◆ Prompt
Below are the records; pull every line that includes "JSON".
--- Available records Enclosed Below ---
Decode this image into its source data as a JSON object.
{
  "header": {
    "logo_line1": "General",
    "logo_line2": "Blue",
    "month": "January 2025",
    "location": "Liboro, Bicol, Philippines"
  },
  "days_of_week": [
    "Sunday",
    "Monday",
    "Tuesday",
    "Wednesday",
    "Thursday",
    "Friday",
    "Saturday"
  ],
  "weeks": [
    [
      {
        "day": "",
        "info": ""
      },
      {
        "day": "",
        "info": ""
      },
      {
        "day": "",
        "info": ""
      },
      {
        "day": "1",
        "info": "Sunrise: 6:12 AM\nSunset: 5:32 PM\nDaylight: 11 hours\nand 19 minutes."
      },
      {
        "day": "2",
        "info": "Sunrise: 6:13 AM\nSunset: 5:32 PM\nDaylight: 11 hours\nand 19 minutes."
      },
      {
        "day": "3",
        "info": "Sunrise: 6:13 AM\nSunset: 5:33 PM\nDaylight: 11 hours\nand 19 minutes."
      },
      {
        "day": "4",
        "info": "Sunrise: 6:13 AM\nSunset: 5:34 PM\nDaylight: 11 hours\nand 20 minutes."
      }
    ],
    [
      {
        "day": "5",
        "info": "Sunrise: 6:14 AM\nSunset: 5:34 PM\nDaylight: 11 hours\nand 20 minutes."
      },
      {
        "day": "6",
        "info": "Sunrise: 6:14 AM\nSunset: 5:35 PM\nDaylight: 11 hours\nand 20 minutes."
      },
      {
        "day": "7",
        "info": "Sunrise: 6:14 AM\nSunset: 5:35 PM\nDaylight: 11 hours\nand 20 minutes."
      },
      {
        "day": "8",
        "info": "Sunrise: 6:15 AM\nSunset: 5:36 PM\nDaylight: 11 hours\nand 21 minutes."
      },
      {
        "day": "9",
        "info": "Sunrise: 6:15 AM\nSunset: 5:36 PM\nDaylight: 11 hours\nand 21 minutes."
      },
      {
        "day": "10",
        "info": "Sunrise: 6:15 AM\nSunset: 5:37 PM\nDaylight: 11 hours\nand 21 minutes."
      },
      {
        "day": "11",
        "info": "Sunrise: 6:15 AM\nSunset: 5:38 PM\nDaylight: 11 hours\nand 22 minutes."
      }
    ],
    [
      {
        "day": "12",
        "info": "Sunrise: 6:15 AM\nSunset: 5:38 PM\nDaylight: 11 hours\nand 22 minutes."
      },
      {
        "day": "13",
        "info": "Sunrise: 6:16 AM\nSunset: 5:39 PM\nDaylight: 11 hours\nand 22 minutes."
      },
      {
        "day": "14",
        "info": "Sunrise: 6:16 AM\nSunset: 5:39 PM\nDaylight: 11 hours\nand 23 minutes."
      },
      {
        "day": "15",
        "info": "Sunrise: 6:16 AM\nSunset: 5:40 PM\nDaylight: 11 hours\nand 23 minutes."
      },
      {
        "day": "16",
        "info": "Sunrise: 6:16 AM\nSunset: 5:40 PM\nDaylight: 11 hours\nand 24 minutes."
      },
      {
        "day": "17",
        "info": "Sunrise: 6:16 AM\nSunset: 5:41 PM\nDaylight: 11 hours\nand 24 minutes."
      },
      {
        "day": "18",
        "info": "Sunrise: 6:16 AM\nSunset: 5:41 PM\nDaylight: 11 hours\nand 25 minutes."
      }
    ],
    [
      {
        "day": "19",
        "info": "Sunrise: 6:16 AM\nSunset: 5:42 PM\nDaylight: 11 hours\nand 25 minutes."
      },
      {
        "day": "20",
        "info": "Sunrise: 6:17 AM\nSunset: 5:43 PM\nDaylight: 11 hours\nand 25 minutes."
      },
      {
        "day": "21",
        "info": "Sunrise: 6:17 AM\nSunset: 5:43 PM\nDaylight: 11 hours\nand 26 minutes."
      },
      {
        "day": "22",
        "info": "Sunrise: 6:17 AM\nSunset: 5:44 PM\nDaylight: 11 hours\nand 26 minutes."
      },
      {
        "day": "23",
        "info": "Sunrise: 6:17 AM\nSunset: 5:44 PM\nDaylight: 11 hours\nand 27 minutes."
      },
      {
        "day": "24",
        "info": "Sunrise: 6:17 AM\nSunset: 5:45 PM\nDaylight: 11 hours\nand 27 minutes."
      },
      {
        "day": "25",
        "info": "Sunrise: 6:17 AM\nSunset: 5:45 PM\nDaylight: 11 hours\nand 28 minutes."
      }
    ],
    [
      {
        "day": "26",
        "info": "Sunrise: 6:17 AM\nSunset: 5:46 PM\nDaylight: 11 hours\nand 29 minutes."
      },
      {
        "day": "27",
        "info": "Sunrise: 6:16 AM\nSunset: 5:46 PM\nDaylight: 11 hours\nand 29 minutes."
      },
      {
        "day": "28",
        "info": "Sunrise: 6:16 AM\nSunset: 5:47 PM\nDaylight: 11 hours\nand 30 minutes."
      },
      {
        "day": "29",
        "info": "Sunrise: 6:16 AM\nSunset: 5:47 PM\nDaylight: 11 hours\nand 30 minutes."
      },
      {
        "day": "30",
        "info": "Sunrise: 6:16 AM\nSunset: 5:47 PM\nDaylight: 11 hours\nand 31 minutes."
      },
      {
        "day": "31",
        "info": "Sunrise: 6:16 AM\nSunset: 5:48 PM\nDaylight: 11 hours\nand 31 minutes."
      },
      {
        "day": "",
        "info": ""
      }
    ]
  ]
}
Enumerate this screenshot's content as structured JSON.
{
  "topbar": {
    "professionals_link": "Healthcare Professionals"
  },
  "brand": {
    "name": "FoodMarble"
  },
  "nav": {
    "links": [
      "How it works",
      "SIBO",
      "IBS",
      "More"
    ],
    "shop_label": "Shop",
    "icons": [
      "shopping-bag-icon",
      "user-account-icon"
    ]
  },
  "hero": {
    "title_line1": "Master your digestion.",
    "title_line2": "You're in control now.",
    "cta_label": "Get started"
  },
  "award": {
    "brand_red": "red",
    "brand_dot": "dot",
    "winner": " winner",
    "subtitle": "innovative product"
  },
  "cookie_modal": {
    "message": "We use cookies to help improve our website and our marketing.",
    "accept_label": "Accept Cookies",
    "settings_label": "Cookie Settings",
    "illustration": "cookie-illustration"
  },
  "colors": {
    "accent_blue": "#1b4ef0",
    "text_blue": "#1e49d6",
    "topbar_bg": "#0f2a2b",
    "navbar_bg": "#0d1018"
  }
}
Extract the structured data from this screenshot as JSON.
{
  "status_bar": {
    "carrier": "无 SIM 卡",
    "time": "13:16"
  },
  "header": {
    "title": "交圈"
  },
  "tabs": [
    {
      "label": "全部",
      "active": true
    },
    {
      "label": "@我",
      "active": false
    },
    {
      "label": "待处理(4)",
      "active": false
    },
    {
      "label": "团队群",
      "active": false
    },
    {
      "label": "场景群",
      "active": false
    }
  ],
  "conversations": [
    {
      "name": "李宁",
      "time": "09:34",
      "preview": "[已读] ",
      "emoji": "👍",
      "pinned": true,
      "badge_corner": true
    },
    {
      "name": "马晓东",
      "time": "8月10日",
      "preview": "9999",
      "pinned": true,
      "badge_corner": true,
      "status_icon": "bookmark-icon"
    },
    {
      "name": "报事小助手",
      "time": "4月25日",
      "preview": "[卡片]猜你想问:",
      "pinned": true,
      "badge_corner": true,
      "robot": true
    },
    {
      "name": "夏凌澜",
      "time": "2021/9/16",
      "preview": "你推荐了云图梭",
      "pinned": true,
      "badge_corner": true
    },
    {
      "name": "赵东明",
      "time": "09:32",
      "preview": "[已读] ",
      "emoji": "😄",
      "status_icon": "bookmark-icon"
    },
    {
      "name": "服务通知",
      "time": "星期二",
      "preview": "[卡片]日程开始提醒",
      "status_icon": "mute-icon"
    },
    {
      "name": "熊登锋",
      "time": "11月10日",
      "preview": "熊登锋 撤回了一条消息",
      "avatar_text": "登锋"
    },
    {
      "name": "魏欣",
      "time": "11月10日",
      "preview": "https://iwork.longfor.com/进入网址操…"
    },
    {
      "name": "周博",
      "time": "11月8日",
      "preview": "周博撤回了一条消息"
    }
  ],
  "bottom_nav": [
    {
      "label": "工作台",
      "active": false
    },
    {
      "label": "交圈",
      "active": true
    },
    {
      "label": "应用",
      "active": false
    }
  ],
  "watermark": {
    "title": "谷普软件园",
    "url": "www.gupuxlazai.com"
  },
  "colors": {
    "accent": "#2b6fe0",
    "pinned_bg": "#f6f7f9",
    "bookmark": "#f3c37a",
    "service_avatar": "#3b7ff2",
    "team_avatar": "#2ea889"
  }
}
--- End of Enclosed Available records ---
◆ Answer below
Decode this image into its source data as a JSON object.
Enumerate this screenshot's content as structured JSON.
Extract the structured data from this screenshot as JSON.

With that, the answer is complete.